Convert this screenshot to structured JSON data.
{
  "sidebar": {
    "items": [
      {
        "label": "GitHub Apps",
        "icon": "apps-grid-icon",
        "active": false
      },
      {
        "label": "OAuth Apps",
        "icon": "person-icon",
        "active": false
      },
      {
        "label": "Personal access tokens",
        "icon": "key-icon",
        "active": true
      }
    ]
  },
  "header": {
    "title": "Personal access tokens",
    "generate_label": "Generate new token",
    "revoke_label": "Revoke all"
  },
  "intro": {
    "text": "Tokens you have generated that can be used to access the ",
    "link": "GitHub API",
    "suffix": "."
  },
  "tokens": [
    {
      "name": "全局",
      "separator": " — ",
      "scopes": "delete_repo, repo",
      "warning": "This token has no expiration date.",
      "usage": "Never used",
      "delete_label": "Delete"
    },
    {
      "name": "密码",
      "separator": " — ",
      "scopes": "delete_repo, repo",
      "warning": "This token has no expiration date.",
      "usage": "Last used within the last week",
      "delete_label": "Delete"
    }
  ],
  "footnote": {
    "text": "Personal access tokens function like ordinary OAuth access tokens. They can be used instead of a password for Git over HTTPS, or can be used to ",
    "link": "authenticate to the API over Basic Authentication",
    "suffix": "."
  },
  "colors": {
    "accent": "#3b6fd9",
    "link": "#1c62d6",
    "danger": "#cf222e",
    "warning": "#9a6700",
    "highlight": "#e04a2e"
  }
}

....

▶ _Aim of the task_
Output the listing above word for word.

▶ _Task response_
Convert this screenshot to structured JSON data.
{
  "sidebar": {
    "items": [
      {
        "label": "GitHub Apps",
        "icon": "apps-grid-icon",
        "active": false
      },
      {
        "label": "OAuth Apps",
        "icon": "person-icon",
        "active": false
      },
      {
        "label": "Personal access tokens",
        "icon": "key-icon",
        "active": true
      }
    ]
  },
  "header": {
    "title": "Personal access tokens",
    "generate_label": "Generate new token",
    "revoke_label": "Revoke all"
  },
  "intro": {
    "text": "Tokens you have generated that can be used to access the ",
    "link": "GitHub API",
    "suffix": "."
  },
  "tokens": [
    {
      "name": "全局",
      "separator": " — ",
      "scopes": "delete_repo, repo",
      "warning": "This token has no expiration date.",
      "usage": "Never used",
      "delete_label": "Delete"
    },
    {
      "name": "密码",
      "separator": " — ",
      "scopes": "delete_repo, repo",
      "warning": "This token has no expiration date.",
      "usage": "Last used within the last week",
      "delete_label": "Delete"
    }
  ],
  "footnote": {
    "text": "Personal access tokens function like ordinary OAuth access tokens. They can be used instead of a password for Git over HTTPS, or can be used to ",
    "link": "authenticate to the API over Basic Authentication",
    "suffix": "."
  },
  "colors": {
    "accent": "#3b6fd9",
    "link": "#1c62d6",
    "danger": "#cf222e",
    "warning": "#9a6700",
    "highlight": "#e04a2e"
  }
}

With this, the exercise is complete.